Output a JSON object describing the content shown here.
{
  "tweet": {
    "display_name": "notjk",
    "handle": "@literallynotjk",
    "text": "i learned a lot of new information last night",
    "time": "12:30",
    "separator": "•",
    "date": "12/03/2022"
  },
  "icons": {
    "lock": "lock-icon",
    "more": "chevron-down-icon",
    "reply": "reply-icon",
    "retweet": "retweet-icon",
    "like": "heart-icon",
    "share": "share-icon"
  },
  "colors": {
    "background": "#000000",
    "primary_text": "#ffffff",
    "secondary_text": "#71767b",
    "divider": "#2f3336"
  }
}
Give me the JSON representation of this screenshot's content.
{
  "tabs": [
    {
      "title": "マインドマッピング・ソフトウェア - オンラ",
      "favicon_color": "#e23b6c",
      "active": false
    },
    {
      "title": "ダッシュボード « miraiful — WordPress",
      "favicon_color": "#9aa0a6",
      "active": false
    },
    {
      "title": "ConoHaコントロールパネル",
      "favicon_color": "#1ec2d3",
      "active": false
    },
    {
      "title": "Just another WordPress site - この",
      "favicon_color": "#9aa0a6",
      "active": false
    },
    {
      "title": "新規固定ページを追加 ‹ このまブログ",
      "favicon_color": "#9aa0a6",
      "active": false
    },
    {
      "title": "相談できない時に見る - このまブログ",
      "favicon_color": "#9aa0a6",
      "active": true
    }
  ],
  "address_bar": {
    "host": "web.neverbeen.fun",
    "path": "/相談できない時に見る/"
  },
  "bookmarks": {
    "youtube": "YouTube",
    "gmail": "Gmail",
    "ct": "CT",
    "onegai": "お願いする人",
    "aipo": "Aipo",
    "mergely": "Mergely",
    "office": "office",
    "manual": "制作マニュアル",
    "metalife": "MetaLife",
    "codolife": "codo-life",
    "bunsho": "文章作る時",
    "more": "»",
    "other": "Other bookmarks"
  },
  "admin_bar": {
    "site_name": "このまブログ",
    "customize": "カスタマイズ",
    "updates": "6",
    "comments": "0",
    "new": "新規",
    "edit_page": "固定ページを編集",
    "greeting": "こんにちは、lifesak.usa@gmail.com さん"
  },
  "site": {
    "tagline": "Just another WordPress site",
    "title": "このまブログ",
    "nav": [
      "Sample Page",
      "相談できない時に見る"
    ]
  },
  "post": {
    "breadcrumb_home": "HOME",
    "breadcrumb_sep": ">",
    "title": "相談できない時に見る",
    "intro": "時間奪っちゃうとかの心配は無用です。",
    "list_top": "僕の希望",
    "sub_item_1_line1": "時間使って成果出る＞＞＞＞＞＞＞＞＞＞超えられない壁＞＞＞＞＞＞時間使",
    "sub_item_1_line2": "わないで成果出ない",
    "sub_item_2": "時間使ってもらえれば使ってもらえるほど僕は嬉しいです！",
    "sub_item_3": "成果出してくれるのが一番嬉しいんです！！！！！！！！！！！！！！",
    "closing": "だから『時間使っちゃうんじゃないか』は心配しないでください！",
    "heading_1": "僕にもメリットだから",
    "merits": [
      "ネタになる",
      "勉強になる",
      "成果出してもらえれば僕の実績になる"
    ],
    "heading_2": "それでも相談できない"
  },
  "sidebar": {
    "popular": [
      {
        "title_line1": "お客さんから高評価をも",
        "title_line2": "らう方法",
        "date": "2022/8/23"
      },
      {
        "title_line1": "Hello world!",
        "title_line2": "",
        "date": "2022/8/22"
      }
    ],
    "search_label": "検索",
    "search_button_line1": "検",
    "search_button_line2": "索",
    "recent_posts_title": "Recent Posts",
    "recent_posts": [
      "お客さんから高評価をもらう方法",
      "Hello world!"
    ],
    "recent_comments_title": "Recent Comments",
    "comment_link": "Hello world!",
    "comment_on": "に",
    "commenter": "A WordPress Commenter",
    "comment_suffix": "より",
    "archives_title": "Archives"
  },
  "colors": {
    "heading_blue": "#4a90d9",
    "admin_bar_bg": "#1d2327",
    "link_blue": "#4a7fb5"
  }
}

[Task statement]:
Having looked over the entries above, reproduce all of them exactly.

[The completed task]:
Output a JSON object describing the content shown here.
{
  "tweet": {
    "display_name": "notjk",
    "handle": "@literallynotjk",
    "text": "i learned a lot of new information last night",
    "time": "12:30",
    "separator": "•",
    "date": "12/03/2022"
  },
  "icons": {
    "lock": "lock-icon",
    "more": "chevron-down-icon",
    "reply": "reply-icon",
    "retweet": "retweet-icon",
    "like": "heart-icon",
    "share": "share-icon"
  },
  "colors": {
    "background": "#000000",
    "primary_text": "#ffffff",
    "secondary_text": "#71767b",
    "divider": "#2f3336"
  }
}
Give me the JSON representation of this screenshot's content.
{
  "tabs": [
    {
      "title": "マインドマッピング・ソフトウェア - オンラ",
      "favicon_color": "#e23b6c",
      "active": false
    },
    {
      "title": "ダッシュボード « miraiful — WordPress",
      "favicon_color": "#9aa0a6",
      "active": false
    },
    {
      "title": "ConoHaコントロールパネル",
      "favicon_color": "#1ec2d3",
      "active": false
    },
    {
      "title": "Just another WordPress site - この",
      "favicon_color": "#9aa0a6",
      "active": false
    },
    {
      "title": "新規固定ページを追加 ‹ このまブログ",
      "favicon_color": "#9aa0a6",
      "active": false
    },
    {
      "title": "相談できない時に見る - このまブログ",
      "favicon_color": "#9aa0a6",
      "active": true
    }
  ],
  "address_bar": {
    "host": "web.neverbeen.fun",
    "path": "/相談できない時に見る/"
  },
  "bookmarks": {
    "youtube": "YouTube",
    "gmail": "Gmail",
    "ct": "CT",
    "onegai": "お願いする人",
    "aipo": "Aipo",
    "mergely": "Mergely",
    "office": "office",
    "manual": "制作マニュアル",
    "metalife": "MetaLife",
    "codolife": "codo-life",
    "bunsho": "文章作る時",
    "more": "»",
    "other": "Other bookmarks"
  },
  "admin_bar": {
    "site_name": "このまブログ",
    "customize": "カスタマイズ",
    "updates": "6",
    "comments": "0",
    "new": "新規",
    "edit_page": "固定ページを編集",
    "greeting": "こんにちは、lifesak.usa@gmail.com さん"
  },
  "site": {
    "tagline": "Just another WordPress site",
    "title": "このまブログ",
    "nav": [
      "Sample Page",
      "相談できない時に見る"
    ]
  },
  "post": {
    "breadcrumb_home": "HOME",
    "breadcrumb_sep": ">",
    "title": "相談できない時に見る",
    "intro": "時間奪っちゃうとかの心配は無用です。",
    "list_top": "僕の希望",
    "sub_item_1_line1": "時間使って成果出る＞＞＞＞＞＞＞＞＞＞超えられない壁＞＞＞＞＞＞時間使",
    "sub_item_1_line2": "わないで成果出ない",
    "sub_item_2": "時間使ってもらえれば使ってもらえるほど僕は嬉しいです！",
    "sub_item_3": "成果出してくれるのが一番嬉しいんです！！！！！！！！！！！！！！",
    "closing": "だから『時間使っちゃうんじゃないか』は心配しないでください！",
    "heading_1": "僕にもメリットだから",
    "merits": [
      "ネタになる",
      "勉強になる",
      "成果出してもらえれば僕の実績になる"
    ],
    "heading_2": "それでも相談できない"
  },
  "sidebar": {
    "popular": [
      {
        "title_line1": "お客さんから高評価をも",
        "title_line2": "らう方法",
        "date": "2022/8/23"
      },
      {
        "title_line1": "Hello world!",
        "title_line2": "",
        "date": "2022/8/22"
      }
    ],
    "search_label": "検索",
    "search_button_line1": "検",
    "search_button_line2": "索",
    "recent_posts_title": "Recent Posts",
    "recent_posts": [
      "お客さんから高評価をもらう方法",
      "Hello world!"
    ],
    "recent_comments_title": "Recent Comments",
    "comment_link": "Hello world!",
    "comment_on": "に",
    "commenter": "A WordPress Commenter",
    "comment_suffix": "より",
    "archives_title": "Archives"
  },
  "colors": {
    "heading_blue": "#4a90d9",
    "admin_bar_bg": "#1d2327",
    "link_blue": "#4a7fb5"
  }
}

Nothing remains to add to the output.